Art Holt, Annapolis, a member of Our Revolution Maryland, holds two "#Cancel The Rent" signs to traffic on Rowe Boulevard. Tenants and advocates march on Friday from Annapolis District Court to the governor's mansion to urge Gov. Larry Hogan to protect renters in Maryland from eviction. Many people continue to struggle to pay rent because of loss of wages during the COVID-19 pandemic. Courts are scheduled to resume eviction cases on July 25. July 24, 2020. (Kim Hairston/Baltimore Sun)

Ricci, Hogan’s spokesman, has said more than $60 million dollars is being invested in preventing evictions when you include local efforts in the total. Ricci did not respond to Friday’s protest.

Baltimore is managing a $13 million coronavirus rental assistance program, and similar initiatives are available in Anne Arundel, Baltimore, Carroll, Harford and Howard counties.

The additional federal weekly unemployment benefits — $600 — will expire Saturday, creating another dent in the pockets of thousands of renters.

Del. Vaughn Stewart of Montgomery County, a Democrat, said lawmakers need to think “boldly” about a bailout for residents when the General Assembly reconvenes in January.

“The time is now to act. The crisis is upon us,” Stewart said. “Gov. Hogan’s moratorium already is filled with loopholes, so even though it’s remaining in effect during the State of Emergency, it’s very unclear how his moratorium is going to play out once the courts reopen.”

Unfortunately, Vaughn and Ott both said evictions are not the only concerns for struggling tenants during the pandemic. Vaughn said there’s “an impending debt collection tsunami” as the courts reopen to allow debt collectors to file wage garnishment notices.

Additionally, Ott said, several college students have already reported their inability to get out of their leases even though they’re unable to return to campus. The tenant advocacy director said landlords are letting students break their lease as long as the families agree to pay the entire balance.

Advertisement

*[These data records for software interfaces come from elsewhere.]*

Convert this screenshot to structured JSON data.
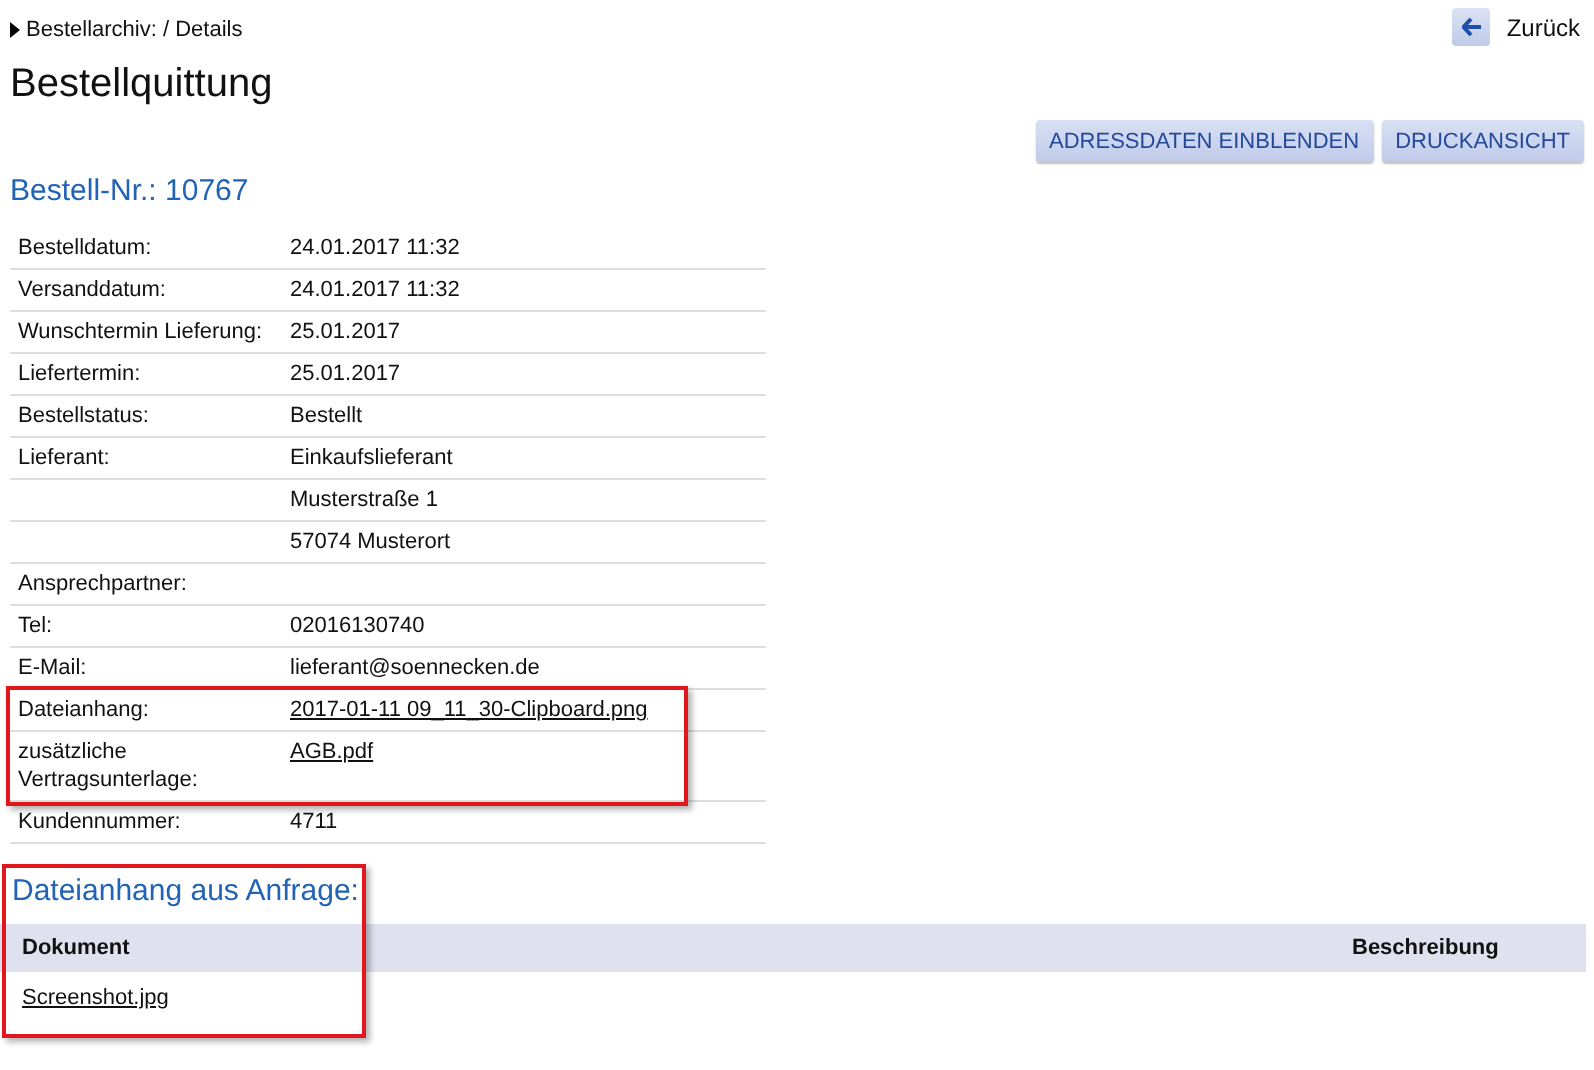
{
  "breadcrumb": "Bestellarchiv: / Details",
  "back_link": "Zurück",
  "title": "Bestellquittung",
  "buttons": [
    "ADRESSDATEN EINBLENDEN",
    "DRUCKANSICHT"
  ],
  "order_heading": "Bestell-Nr.: 10767",
  "details": [
    {
      "label": "Bestelldatum:",
      "value": "24.01.2017 11:32"
    },
    {
      "label": "Versanddatum:",
      "value": "24.01.2017 11:32"
    },
    {
      "label": "Wunschtermin Lieferung:",
      "value": "25.01.2017"
    },
    {
      "label": "Liefertermin:",
      "value": "25.01.2017"
    },
    {
      "label": "Bestellstatus:",
      "value": "Bestellt"
    },
    {
      "label": "Lieferant:",
      "value": "Einkaufslieferant"
    },
    {
      "value": "Musterstraße 1"
    },
    {
      "value": "57074 Musterort"
    },
    {
      "label": "Ansprechpartner:"
    },
    {
      "label": "Tel:",
      "value": "02016130740"
    },
    {
      "label": "E-Mail:",
      "value": "lieferant@soennecken.de"
    },
    {
      "label": "Dateianhang:",
      "value": "2017-01-11 09_11_30-Clipboard.png",
      "kind": "link",
      "highlighted": true
    },
    {
      "label": "zusätzliche Vertragsunterlage:",
      "value": "AGB.pdf",
      "kind": "link",
      "highlighted": true
    },
    {
      "label": "Kundennummer:",
      "value": "4711"
    }
  ],
  "attachments": {
    "heading": "Dateianhang aus Anfrage:",
    "highlighted": true,
    "columns": [
      "Dokument",
      "Beschreibung"
    ],
    "rows": [
      {
        "document": "Screenshot.jpg"
      }
    ]
  }
}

Ott is urging landlords to seek rental funding through other means, such as the $10 million Assisted Housing Relief Program from the Maryland Department of Housing & Community Development.

Advertisement

In the meantime, protesters have demanded an expansion of the eviction moratorium to cover all types of eviction cases. They also want Hogan to extend the moratorium until the public health emergency ends. The protesters want a prohibition on late fees and debt collection on rent beginning now for at least a year after the State of Emergency is lifted.

Those demands would help Marylanders like Morales, who said they’re borrowing money to pay rent.

“Ask Governor Hogan to cancel the rent,” Morales told the crowd in Spanish. “We know it’s our responsibility to pay the rent, but during this time so many families need your support.”

Baltimore Sun reporter Talia Richman contributed to this article.

Recommended on Baltimore Sun

Advertisement
Advertisement
Advertisement